You are here

Oil trades above US$60 as US production growth seen slowing

Oil gained to trade above US$60 a barrel amid forecasts that US output growth is slowing.

[LONDON] Oil gained to trade above US$60 a barrel amid forecasts that US output growth is slowing.

Futures rose as much as 2.2 per cent in New York to the highest level in three days. Production from shale formations in the US fell by about 1 per cent this month and the decline will persist in June, the US Energy Information Administration said on Monday. US crude stockpiles remain more than 100 million barrels above the five-year average for this time of year.

Oil has rebounded from a six-year low in March amid speculation that record US output from shale would slow as companies including EOG Resources Inc reduce exploration. The nation's drillers reduced the number of active rigs last week to the fewest since Sept 2010, Baker Hughes Inc data show.

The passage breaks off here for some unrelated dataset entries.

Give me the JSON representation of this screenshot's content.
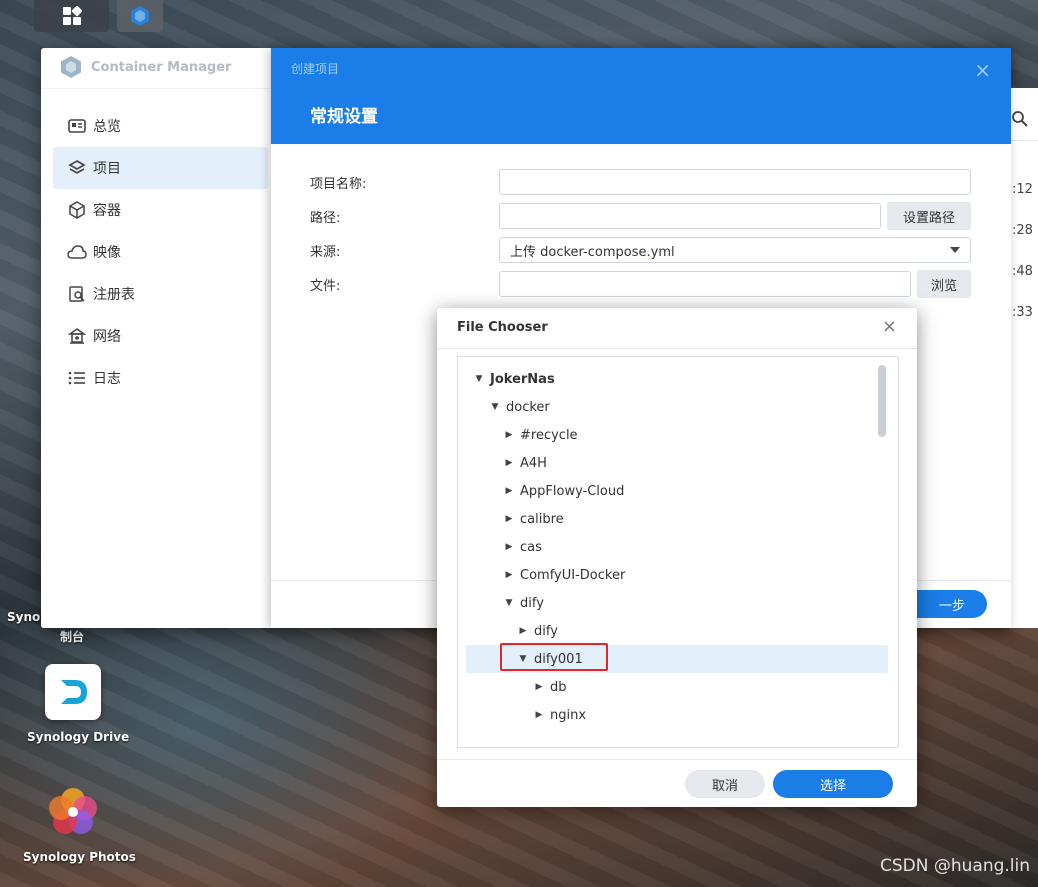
{
  "app": {
    "title": "Container Manager",
    "sidebar": [
      {
        "label": "总览",
        "icon": "overview-icon"
      },
      {
        "label": "项目",
        "icon": "layers-icon",
        "active": true
      },
      {
        "label": "容器",
        "icon": "box-icon"
      },
      {
        "label": "映像",
        "icon": "cloud-icon"
      },
      {
        "label": "注册表",
        "icon": "registry-icon"
      },
      {
        "label": "网络",
        "icon": "network-icon"
      },
      {
        "label": "日志",
        "icon": "list-icon"
      }
    ],
    "right_peek": [
      ":12",
      ":28",
      ":48",
      ":33"
    ]
  },
  "create_dialog": {
    "subtitle": "创建项目",
    "title": "常规设置",
    "close": "×",
    "fields": {
      "name_label": "项目名称:",
      "name_value": "",
      "path_label": "路径:",
      "path_value": "",
      "path_button": "设置路径",
      "source_label": "来源:",
      "source_value": "上传 docker-compose.yml",
      "file_label": "文件:",
      "file_value": "",
      "browse_button": "浏览"
    },
    "next_button": "一步"
  },
  "file_chooser": {
    "title": "File Chooser",
    "close": "×",
    "tree": [
      {
        "label": "JokerNas",
        "depth": 0,
        "expanded": true,
        "bold": true
      },
      {
        "label": "docker",
        "depth": 1,
        "expanded": true
      },
      {
        "label": "#recycle",
        "depth": 2,
        "expanded": false
      },
      {
        "label": "A4H",
        "depth": 2,
        "expanded": false
      },
      {
        "label": "AppFlowy-Cloud",
        "depth": 2,
        "expanded": false
      },
      {
        "label": "calibre",
        "depth": 2,
        "expanded": false
      },
      {
        "label": "cas",
        "depth": 2,
        "expanded": false
      },
      {
        "label": "ComfyUI-Docker",
        "depth": 2,
        "expanded": false
      },
      {
        "label": "dify",
        "depth": 2,
        "expanded": true
      },
      {
        "label": "dify",
        "depth": 3,
        "expanded": false
      },
      {
        "label": "dify001",
        "depth": 3,
        "expanded": true,
        "selected": true
      },
      {
        "label": "db",
        "depth": 4,
        "expanded": false
      },
      {
        "label": "nginx",
        "depth": 4,
        "expanded": false
      }
    ],
    "cancel_button": "取消",
    "choose_button": "选择"
  },
  "desktop": {
    "drive_label": "Synology Drive",
    "photos_label": "Synology Photos",
    "partial_label_1": "Synol",
    "partial_label_2": "制台"
  },
  "watermark": "CSDN @huang.lin",
  "colors": {
    "accent": "#1a7de8",
    "selection": "#e3effa",
    "highlight_box": "#e1262c"
  }
}
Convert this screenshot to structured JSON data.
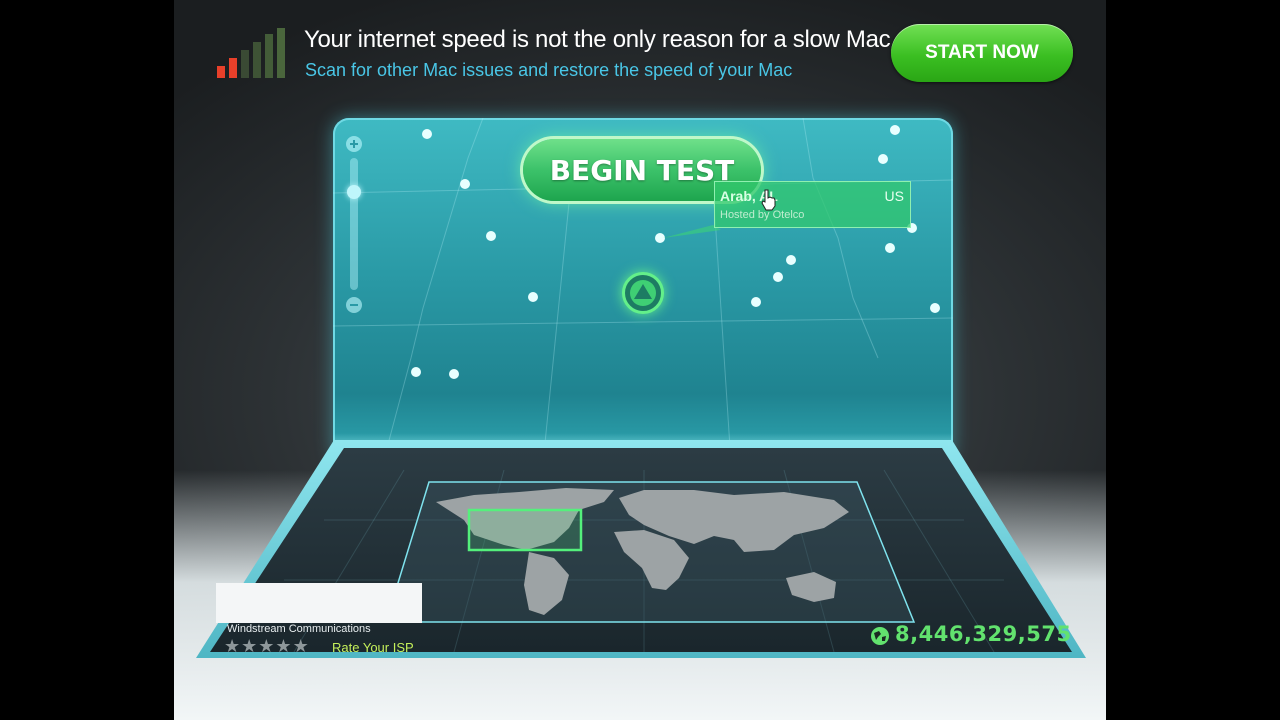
{
  "ad": {
    "headline": "Your internet speed is not the only reason for a slow Mac",
    "subline": "Scan for other Mac issues and restore the speed of your Mac",
    "cta_label": "START NOW",
    "icon": "signal-bars-icon",
    "colors": {
      "headline": "#ffffff",
      "subline": "#49c6e6",
      "cta": "#3bbf22"
    }
  },
  "map": {
    "begin_label": "BEGIN TEST",
    "server": {
      "city": "Arab, AL",
      "country": "US",
      "host": "Hosted by Otelco"
    },
    "zoom": {
      "in_icon": "plus-icon",
      "out_icon": "minus-icon"
    },
    "location_icon": "triangle-up-icon",
    "colors": {
      "screen": "#2a9aa6",
      "accent": "#3cc26a"
    }
  },
  "isp": {
    "name": "Windstream Communications",
    "rating": 0,
    "rating_max": 5,
    "rate_label": "Rate Your ISP"
  },
  "stats": {
    "tests_count": "8,446,329,575",
    "icon": "globe-icon"
  }
}
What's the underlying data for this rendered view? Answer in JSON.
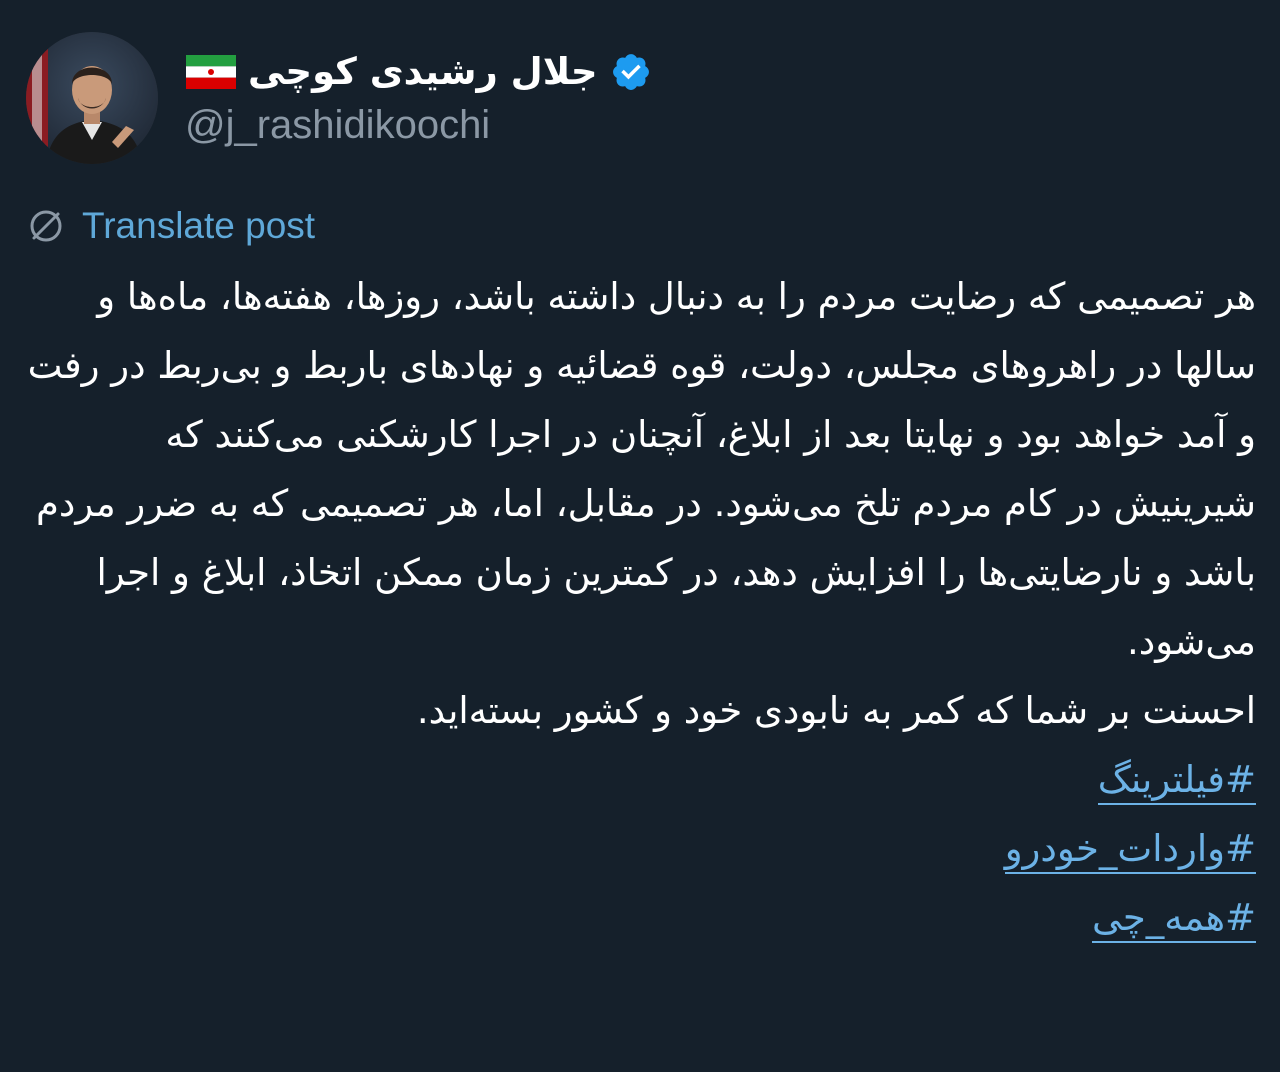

"I would see the EIA report as the driving news for crude prices," Hannes Loacker, an analyst at Raiffeisen Bank International AG, said by e-mail from Vienna. "In the end, the sharp decline in the US rig count will have a greater and more prompt effect than many thought." WTI for June delivery rose as much as US$1.30 to US$60.55 a barrel in electronic trading on the New York Mercantile Exchange, the highest since May 7. The contract added US$1.08 to US$60.33 a barrel at 12:50 p.m. London time. Total volume was about 7 per cent below the 100-day average for the time of day. Prices have increased 13 per cent this year.

US Supplies Brent for June settlement gained US$1.34, or 2.1 per cent, to US$66.25 a barrel on the London-based ICE Futures Europe exchange. The European benchmark crude traded at a premium of US$5.95 to WTI.

Output from US shale formations including North Dakota's Bakken and the Eagle Ford in Texas is set to decline in June to a five-month low of 5.56 million barrels a day, the EIA said in its monthly drilling report Monday. Production will shrink by 54,227 barrels a day in May, according to the Energy Department's statistical arm.

Crude inventories in the US, the world's biggest oil user, fell to 487 million barrels in the week ended May 1, EIA data showed last week. That was the first drop since January. Supplies remain near the highest level since 1930, based on monthly records dating back to 1920. Stockpiles probably dropped by 500,000 barrels through May 8, a Bloomberg survey of analysts showed before government data Wednesday.

Drillers seeking oil cut the number of active machines to 668 through May 8, according to Baker Hughes Inc, an oil- services company. The rig count has decreased 58 per cent since December.